By GARY POPP
CLARK COUNTY —
The Clark County Sheriff’s deputy shot during a police standoff at a Sellersburg home Monday is out of surgery and on his way to recovery.
Detective Chris Proctor, who has worked with the agency for more than 10 years, was struck in the leg by a bullet fired by Joshua Priddy, 31, of Sellersburg, during the incident.
Clark County Sheriff Danny Rodden said Tuesday afternoon that Proctor, who is also a SWAT team member, was performing SWAT duties outside of the home when Priddy began to randomly fire rounds through a window of the home along Delaware Court, just west of Interstate 65 in Sellersburg. He had taking refuge in the house and engaged police in a standoff for about 10 hours Monday.

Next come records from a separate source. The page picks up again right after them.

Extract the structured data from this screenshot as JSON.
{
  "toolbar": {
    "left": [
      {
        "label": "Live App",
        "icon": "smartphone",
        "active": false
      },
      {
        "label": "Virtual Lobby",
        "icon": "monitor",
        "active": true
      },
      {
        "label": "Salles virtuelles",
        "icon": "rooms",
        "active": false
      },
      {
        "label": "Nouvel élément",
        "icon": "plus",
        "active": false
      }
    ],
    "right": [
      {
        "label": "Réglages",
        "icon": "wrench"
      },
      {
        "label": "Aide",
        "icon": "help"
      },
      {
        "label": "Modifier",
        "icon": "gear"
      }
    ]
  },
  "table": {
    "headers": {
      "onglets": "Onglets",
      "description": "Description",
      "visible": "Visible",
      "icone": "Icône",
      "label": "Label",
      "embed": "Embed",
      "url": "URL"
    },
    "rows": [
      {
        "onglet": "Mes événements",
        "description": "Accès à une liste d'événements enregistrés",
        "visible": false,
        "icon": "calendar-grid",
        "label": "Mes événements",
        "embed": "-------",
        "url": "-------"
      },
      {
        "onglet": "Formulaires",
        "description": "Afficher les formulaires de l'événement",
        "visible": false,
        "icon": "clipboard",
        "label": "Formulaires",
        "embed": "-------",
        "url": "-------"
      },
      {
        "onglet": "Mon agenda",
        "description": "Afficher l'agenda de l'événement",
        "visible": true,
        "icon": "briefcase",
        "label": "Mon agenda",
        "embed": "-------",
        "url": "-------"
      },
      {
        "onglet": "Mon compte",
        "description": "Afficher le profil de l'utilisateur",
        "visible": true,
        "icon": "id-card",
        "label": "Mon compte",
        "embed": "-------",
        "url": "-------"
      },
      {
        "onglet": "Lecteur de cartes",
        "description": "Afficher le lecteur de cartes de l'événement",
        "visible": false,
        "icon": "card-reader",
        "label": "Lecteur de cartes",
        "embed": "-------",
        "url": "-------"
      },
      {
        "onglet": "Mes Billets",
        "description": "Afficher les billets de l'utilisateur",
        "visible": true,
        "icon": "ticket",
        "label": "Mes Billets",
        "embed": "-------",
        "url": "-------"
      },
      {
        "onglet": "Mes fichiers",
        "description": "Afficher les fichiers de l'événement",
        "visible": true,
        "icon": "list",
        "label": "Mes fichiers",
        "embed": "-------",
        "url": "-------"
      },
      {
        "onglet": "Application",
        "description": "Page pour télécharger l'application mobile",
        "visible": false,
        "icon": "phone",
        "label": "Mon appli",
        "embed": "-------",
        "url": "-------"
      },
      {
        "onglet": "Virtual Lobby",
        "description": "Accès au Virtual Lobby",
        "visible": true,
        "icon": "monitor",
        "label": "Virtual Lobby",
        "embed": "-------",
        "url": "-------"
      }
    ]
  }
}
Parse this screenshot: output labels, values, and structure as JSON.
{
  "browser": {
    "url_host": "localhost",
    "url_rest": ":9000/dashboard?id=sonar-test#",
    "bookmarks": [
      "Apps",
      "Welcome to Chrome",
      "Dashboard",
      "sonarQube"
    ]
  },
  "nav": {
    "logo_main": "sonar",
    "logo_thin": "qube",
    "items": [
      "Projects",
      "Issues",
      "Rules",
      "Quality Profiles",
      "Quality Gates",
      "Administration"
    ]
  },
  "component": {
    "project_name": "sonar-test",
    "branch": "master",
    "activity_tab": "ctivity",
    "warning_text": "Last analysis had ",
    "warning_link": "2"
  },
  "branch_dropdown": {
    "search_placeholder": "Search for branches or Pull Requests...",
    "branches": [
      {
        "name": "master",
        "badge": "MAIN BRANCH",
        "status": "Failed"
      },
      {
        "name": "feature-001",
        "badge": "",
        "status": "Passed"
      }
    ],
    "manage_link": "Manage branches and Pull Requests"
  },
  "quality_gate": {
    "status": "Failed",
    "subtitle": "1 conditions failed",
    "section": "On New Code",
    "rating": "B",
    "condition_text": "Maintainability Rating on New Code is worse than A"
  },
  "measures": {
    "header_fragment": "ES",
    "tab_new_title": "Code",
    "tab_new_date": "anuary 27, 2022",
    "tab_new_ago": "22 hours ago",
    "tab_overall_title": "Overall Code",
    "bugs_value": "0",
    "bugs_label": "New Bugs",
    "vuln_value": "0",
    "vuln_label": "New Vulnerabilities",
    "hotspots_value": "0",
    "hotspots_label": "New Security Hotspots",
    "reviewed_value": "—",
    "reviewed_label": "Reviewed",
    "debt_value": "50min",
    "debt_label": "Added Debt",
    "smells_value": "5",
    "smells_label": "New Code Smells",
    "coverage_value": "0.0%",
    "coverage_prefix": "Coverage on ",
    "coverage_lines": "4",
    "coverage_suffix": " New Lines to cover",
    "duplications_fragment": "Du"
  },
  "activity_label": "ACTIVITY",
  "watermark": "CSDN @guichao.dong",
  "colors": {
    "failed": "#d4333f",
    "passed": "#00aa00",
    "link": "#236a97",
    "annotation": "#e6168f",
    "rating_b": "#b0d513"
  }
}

Rodden explained that law enforcement had broken the window so a camera-equipped SWAT robot could take images of inside the home. But, before the robot had been positioned in front of the window, Priddy began shooting a firearm from inside the home. Rodden said Proctor and other SWAT members took cover behind shields during gunfire, but the bullet struck the detective’s knee area that was outside the guard of a shield.
Rodden said the round entered and exited the flesh resulting in the need of a minor surgery. He said he talked to Proctor on Monday evening and the detective was feeling well enough to make a few jokes.
“He was in great spirits,” Rodden said. “He was doing fine and not in too much pain.”
Rodden said it was too soon to tell when Proctor will be ready to return to duty, but expects the motivated lawman to be back in uniform sooner than later.
“He is a dedicated guy, and won’t want to be away long,” Rodden said of Proctor.
While the Clark County Sheriff’s office will temporarily be without a detective, the Sellersburg standoff resulted in the Indiana State Police losing one of its K-9s forever.
K-9 Kilo was killed by gunfire released by Priddy during the incident, even though he was wearing bullet-resistant vest. Kilo worked with his handler Trooper Nathan Abbott since 2007.
Trooper Mary Sanchez said Tuesday that Abbott is coping with the loss of Kilo, and was not prepared to speak with media about Kilo’s death.
The agency is calling its four-legged trooper a “hero,” and has organized as fund in his memory.
Kilo had assisted in many drug busts and arrests and had been featured in the News and Tribune on multiple occasions.
ISP reported the Kilo Memorial Fund will support the ISP K-9 program and that 100 percent of tax-exempt contributions will be used in Kilo’s memory. Donations can be sent to the following address: Kilo Memorial Fund, CFK/ISPA Foundation, 1415 Shelby St., Indianapolis, IN, 46203